this does not appear in the O.E.D., although cock-a-doodle-doo is listed as the name for a cockrel or the sound he makes. The use in the text suggests that 'cock-a-doodle-dum' probably means 'nonsense'
coffers
financial resources
colonnade
a row of columns
consummated
brought to completion
corded
made of a textile which is ribbed or twilled
counterpane
a bedspread or coverlet (used figuratively in the text)
epic
a long poem which celebrates heroic figures from history or myth e.g. the Iliad
eschewing
avoiding
faggot
a bundle of sticks or twigs bound together for use as fuel
farrago
a confused group; a hotchpotch
fetish
something irrationally revered
figure of speech
an expression that uses language in a non-literal way, as in a metaphor
foliated
made of thin, leaf-like, or petal-like, sections
folios
books in which the pages are the size of a sheet of paper folded once
gramophone
an old-fashioned term for a record-player
halcyon
peaceful, undisturbed
hammock
a piece of canvas or netting, which can be suspended between two fixture points, and used as a bed
hortatory
intended to urge or encourage
incandescent
glowing with heat
in default
in the absence of something
ingot
an oblong piece of cast metal, either gold, silver, or steel
jonquille
A plant of the genus Narcissus, sometimes known as the 'rush-leaved daffodil'
jowl
skin hanging loosely from the chin or neck area
magnates
wealthy, influential, people
metaphysical

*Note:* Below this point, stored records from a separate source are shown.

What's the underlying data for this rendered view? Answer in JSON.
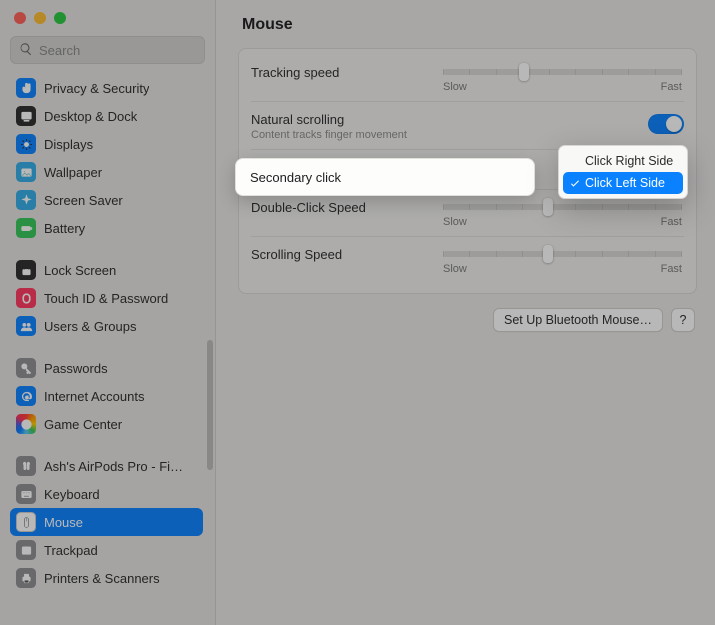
{
  "window": {
    "title": "Mouse"
  },
  "search": {
    "placeholder": "Search"
  },
  "sidebar": {
    "groups": [
      [
        {
          "label": "Privacy & Security",
          "bg": "bg-blue",
          "svg": "hand"
        },
        {
          "label": "Desktop & Dock",
          "bg": "bg-black",
          "svg": "dock"
        },
        {
          "label": "Displays",
          "bg": "bg-blue",
          "svg": "sun"
        },
        {
          "label": "Wallpaper",
          "bg": "bg-cyan",
          "svg": "photo"
        },
        {
          "label": "Screen Saver",
          "bg": "bg-cyan",
          "svg": "sparkle"
        },
        {
          "label": "Battery",
          "bg": "bg-green",
          "svg": "battery"
        }
      ],
      [
        {
          "label": "Lock Screen",
          "bg": "bg-black",
          "svg": "lock"
        },
        {
          "label": "Touch ID & Password",
          "bg": "bg-pink",
          "svg": "finger"
        },
        {
          "label": "Users & Groups",
          "bg": "bg-blue",
          "svg": "users"
        }
      ],
      [
        {
          "label": "Passwords",
          "bg": "bg-gray",
          "svg": "key"
        },
        {
          "label": "Internet Accounts",
          "bg": "bg-blue",
          "svg": "at"
        },
        {
          "label": "Game Center",
          "bg": "bg-multi",
          "svg": "game"
        }
      ],
      [
        {
          "label": "Ash's AirPods Pro - Fi…",
          "bg": "bg-gray",
          "svg": "airpods"
        },
        {
          "label": "Keyboard",
          "bg": "bg-gray",
          "svg": "keyboard"
        },
        {
          "label": "Mouse",
          "bg": "bg-white",
          "svg": "mouse",
          "selected": true
        },
        {
          "label": "Trackpad",
          "bg": "bg-gray",
          "svg": "trackpad"
        },
        {
          "label": "Printers & Scanners",
          "bg": "bg-gray",
          "svg": "printer"
        }
      ]
    ]
  },
  "settings": {
    "tracking": {
      "label": "Tracking speed",
      "min": "Slow",
      "max": "Fast",
      "pos": 0.34
    },
    "natural": {
      "label": "Natural scrolling",
      "sub": "Content tracks finger movement",
      "on": true
    },
    "secondary": {
      "label": "Secondary click"
    },
    "double": {
      "label": "Double-Click Speed",
      "min": "Slow",
      "max": "Fast",
      "pos": 0.44
    },
    "scrolling": {
      "label": "Scrolling Speed",
      "min": "Slow",
      "max": "Fast",
      "pos": 0.44
    }
  },
  "menu": {
    "items": [
      {
        "label": "Click Right Side",
        "selected": false
      },
      {
        "label": "Click Left Side",
        "selected": true
      }
    ]
  },
  "footer": {
    "bluetooth": "Set Up Bluetooth Mouse…",
    "help": "?"
  }
}
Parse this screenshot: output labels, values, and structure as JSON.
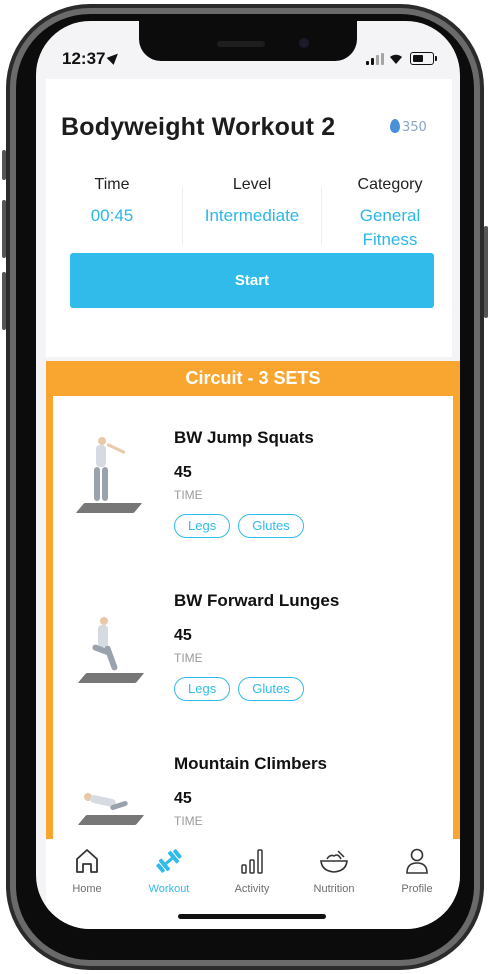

may mean abstract and theoretical, or connected with the philosophy of 'being' and 'knowing', or several other meanings. Not entirely clear how it is used in the text
nugget
a small but valuable lump
nuptials
a wedding
pagoda
a Hindu or Buddhist religious building, often a tower with multiple tiers
parish register
a book containing records of christenings, marriages, and deaths, within a particular parish, kept at the parish church
Parma violets
violets with a powerful scent, often crystallised and used in food decoration
patent leather
leather with a glossy surface, nearly always black in colour
patriarchy
a society ruled by men
pedagogue
teacher
perambulator
a baby's pram
pernicious anaemia
a deficiency of red blood cells caused by a lack of vitamin B12 or folic acid
peroration
the concluding part of a speech which sums up the whole
pin money
a small amount of money available (usually to a women) for buying extras or inessentials.
plane tree
a tree of the genus Platanus, with maple-like leaves, and a tendency to grow tall
plebeian
lowly
plume (myself)
admire (myself)
quadrangle
an open, square, or rectangular, area,which is completely (or almost completely) enclosed by the walls of surrounding buildings
quartos
books in which the pages are the size of a sheet of paper folded twice
quickening
giving life or vigour to
quires
24 or 25 sheets of paper
relativity
a theory in the field of physics, put forward by Albert Einstein
ribbon
one might assume from the text that this is an alternative word for a 'headline' - but 'ribbon' does not appear with that meaning in the O.E.D. Presumably, then, 'ribbon' here carries its usual meaning of 'a long narrow strip'
rootled
grubbed or poked about
sacrilege
the violation of, or misuse of, something that is considered sacred
sedulous
diligent or active (use in text not entirely clear)
shilling
a British pre-decimalisation coin - equivalent to 5 pence in present-day coinage
suet
the hard, white, fat situated around animals' kidneys used to make pastry
switchback railway
a railway with many steep ascents and descents, where the force of the descent powers the ascent (often found in fairgrounds)
tapioca
the hard (when uncooked) grains made from the starchy roots of the cassava plant
tithes
the tenth part of any agricultural produce, or monetary income, which was paid as tax, often to a religious institution or social superior
trinity
a group of three
truncated
having a part cut off
unhanding
releasing or letting go (it is not quite clear how a woman could 'unhand herself' as in the text)
verger
an official who takes care of the inside of a church, and acts as an attendant there
weir
a dam built across a river or canal to raise the water level or regulate the flow
wool-stapler
a merchant who buys wool from the producer and sells it on to the manufacturer